3. Midwest underclass quarterback pool is deep
Wiegers was one of several underclass passers who showed Division I potential at the Adidas Invitational. Sturgis, Mich., sophomore Chance Stewart has been on college radars since starting as a freshman, and the 6-foot-6, 210-pound passer is really coming along in his development. His release is short and quick and he was getting good zip on his passes.
From the state of Ohio, Columbus Hamilton Township sophomore quarterback Micky Crum was second only to Stewart in terms of size and physical presence among the underclass quarterback group. Crum appeared all of his listed 6-4 and 220 pounds, and he threw a great ball to complement his size.
The 2015 class also represented well on Saturday. Most impressive about Detroit Cass Tech freshman Jayru Campbell's appearance was how the 6-foot-3, 175-pound prospect was noticeably more filled out than when we last saw him in the fall, leading Cass Tech to the Division I state title. That also translated over into more velocity on his passes, complementing his accuracy.
Another 2015 passer who showed well was Jake Johnson of Dewitt (Mich.), who looked to have several more inches of growth ahead of him, yet was very consistent with his throws on the day. Other 2014 standouts included St. Paul (Minn.) Cretin-Derham Hall's Ricardo Johnson III and Jalen Brady of Grand Ledge, Mich.
4. Michigan commits match billing
Three of Michigan's 17 commitments in the 2013 class took part in Saturday's Adidas Invitational. A fourth, Detroit Crockett tight end Khalid Hill, pulled a muscle in positional drills and sat out the rest of the competition.
Detroit Cass Tech teammates Jourdan Lewis and David Dawson, along with Warren (Mich.) De La Salle quarterback Shane Morris, were each among the top performers at the event and backed up their Rivals250 standing.
For Morris, Saturday's performance was a vindication of sorts after a less-than-stellar effort down in Dallas a few weeks back. Morris was back slinging the football around the field and was really spotting his passes well. He still was not spinning the ball as well as we saw him doing that last off-season, but the end result was still passes that got to their spots on time and on the money.
The 6-foot-5, 305-pound Dawson had several impressive match-ups with Rivals 100 defensive end Joe Mathis during Saturday's competition, and in general kept up the high level of play we have come to expect from him.
Possibly most impressive, though, was Lewis' showing.

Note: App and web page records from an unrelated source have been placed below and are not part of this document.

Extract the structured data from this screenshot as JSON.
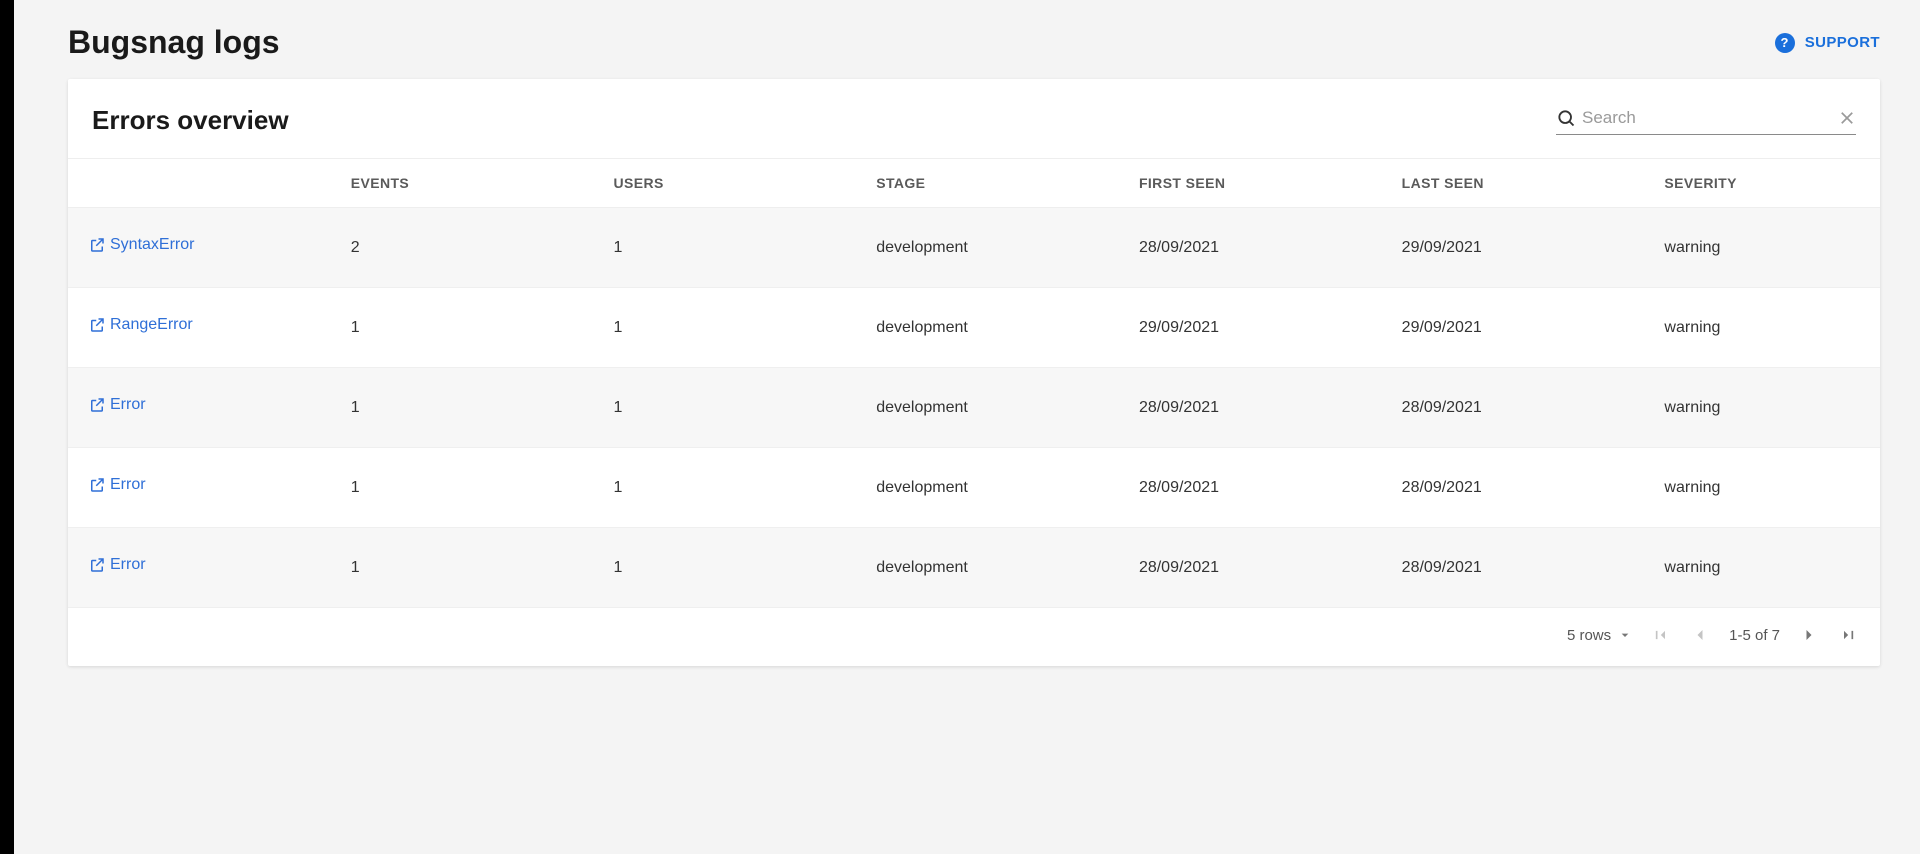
{
  "header": {
    "title": "Bugsnag logs",
    "support_label": "SUPPORT"
  },
  "card": {
    "title": "Errors overview",
    "search_placeholder": "Search"
  },
  "table": {
    "columns": {
      "events": "EVENTS",
      "users": "USERS",
      "stage": "STAGE",
      "first_seen": "FIRST SEEN",
      "last_seen": "LAST SEEN",
      "severity": "SEVERITY"
    },
    "rows": [
      {
        "name": "SyntaxError",
        "events": "2",
        "users": "1",
        "stage": "development",
        "first_seen": "28/09/2021",
        "last_seen": "29/09/2021",
        "severity": "warning"
      },
      {
        "name": "RangeError",
        "events": "1",
        "users": "1",
        "stage": "development",
        "first_seen": "29/09/2021",
        "last_seen": "29/09/2021",
        "severity": "warning"
      },
      {
        "name": "Error",
        "events": "1",
        "users": "1",
        "stage": "development",
        "first_seen": "28/09/2021",
        "last_seen": "28/09/2021",
        "severity": "warning"
      },
      {
        "name": "Error",
        "events": "1",
        "users": "1",
        "stage": "development",
        "first_seen": "28/09/2021",
        "last_seen": "28/09/2021",
        "severity": "warning"
      },
      {
        "name": "Error",
        "events": "1",
        "users": "1",
        "stage": "development",
        "first_seen": "28/09/2021",
        "last_seen": "28/09/2021",
        "severity": "warning"
      }
    ]
  },
  "pagination": {
    "rows_label": "5 rows",
    "range": "1-5 of 7"
  }
}
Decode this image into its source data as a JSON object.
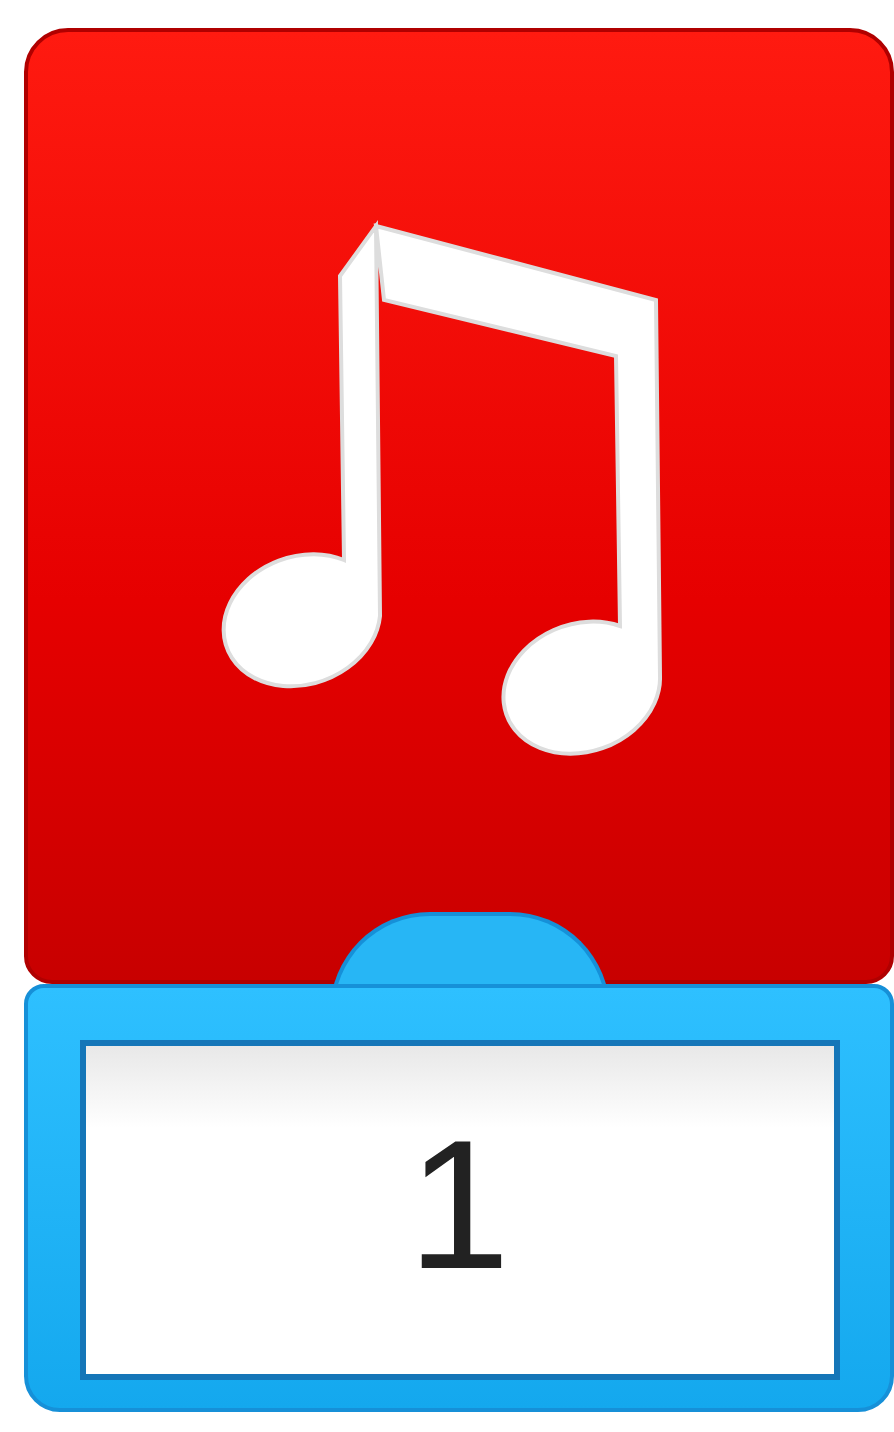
{
  "block": {
    "value": "1"
  }
}
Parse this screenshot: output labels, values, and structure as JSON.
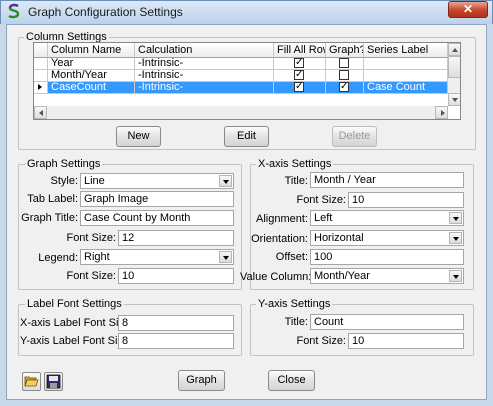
{
  "window": {
    "title": "Graph Configuration Settings",
    "close_glyph": "✕",
    "app_icon": "s-logo-icon",
    "close_color": "#c7452d"
  },
  "column_settings": {
    "label": "Column Settings",
    "headers": [
      "Column Name",
      "Calculation",
      "Fill All Rows",
      "Graph?",
      "Series Label"
    ],
    "rows": [
      {
        "name": "Year",
        "calculation": "-Intrinsic-",
        "fill_all_rows": true,
        "graph": false,
        "series_label": ""
      },
      {
        "name": "Month/Year",
        "calculation": "-Intrinsic-",
        "fill_all_rows": true,
        "graph": false,
        "series_label": ""
      },
      {
        "name": "CaseCount",
        "calculation": "-Intrinsic-",
        "fill_all_rows": true,
        "graph": true,
        "series_label": "Case Count",
        "selected": true
      }
    ],
    "selection_color": "#3399ff",
    "buttons": {
      "new_label": "New",
      "edit_label": "Edit",
      "delete_label": "Delete"
    }
  },
  "graph_settings": {
    "label": "Graph Settings",
    "style_label": "Style:",
    "style_value": "Line",
    "tab_label_label": "Tab Label:",
    "tab_label_value": "Graph Image",
    "graph_title_label": "Graph Title:",
    "graph_title_value": "Case Count by Month",
    "font_size_label": "Font Size:",
    "font_size_value": "12",
    "legend_label": "Legend:",
    "legend_value": "Right",
    "legend_font_size_label": "Font Size:",
    "legend_font_size_value": "10"
  },
  "xaxis_settings": {
    "label": "X-axis Settings",
    "title_label": "Title:",
    "title_value": "Month / Year",
    "font_size_label": "Font Size:",
    "font_size_value": "10",
    "alignment_label": "Alignment:",
    "alignment_value": "Left",
    "orientation_label": "Orientation:",
    "orientation_value": "Horizontal",
    "offset_label": "Offset:",
    "offset_value": "100",
    "value_column_label": "Value Column:",
    "value_column_value": "Month/Year"
  },
  "label_font_settings": {
    "label": "Label Font Settings",
    "xaxis_label": "X-axis Label Font Size:",
    "xaxis_value": "8",
    "yaxis_label": "Y-axis Label Font Size:",
    "yaxis_value": "8"
  },
  "yaxis_settings": {
    "label": "Y-axis Settings",
    "title_label": "Title:",
    "title_value": "Count",
    "font_size_label": "Font Size:",
    "font_size_value": "10"
  },
  "footer": {
    "open_icon": "folder-open-icon",
    "save_icon": "floppy-disk-icon",
    "graph_label": "Graph",
    "close_label": "Close"
  }
}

The 5-foot-10, 170-pound cornerback doubled as a wide receiver on Saturday and was one of the top performers in that group. He appears to provide at least spot ability on the offensive side of the football in college, and should also be able to contribute extensively as a return man on special teams.
5. Spearman is a competitor

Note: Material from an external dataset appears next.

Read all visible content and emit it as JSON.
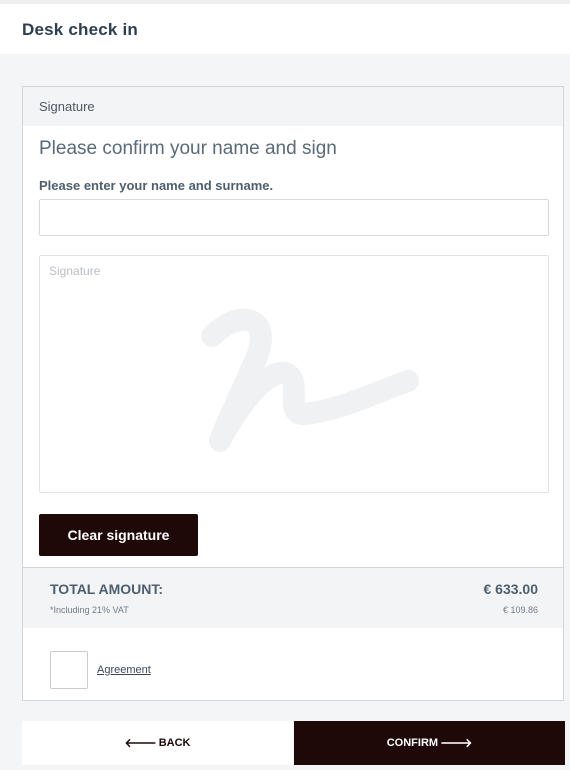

The last two Midwest camps I attended - the Best of the Midwest in Indianapolis and Saturday's Adidas Invitational - were also attended by Chicago Simeon three-star linebacker Reggie Spearman… and Spearman will also be at this weekend's VTO Elite 100 Showcase in Cincinnati.
Spearman has already had an interesting recruitment - committing and then decommitting from Indiana - but the 6-foot-2, 215-pound prospect receives high marks for his willingness to compete and test himself. Not only is Spearman getting out to every camp he can find, but even within those camps he is taking it to another level. He ran with the defensive line group in the first session of Saturday's Adidas Invitational, then moved over to the linebacker group when the defensive linemen concluded their session.
While Spearman appears to have a non-stop motor, he is also a non-stop talker, constantly jawing with the opposing players, challenging them. Most college coaches prefer players keep their mouth shut and let their play do their talking, but Spearman backs up his talk with substance. His play on Saturday was among the camp's best, and gives coaches reason to overlook a little on-field banter.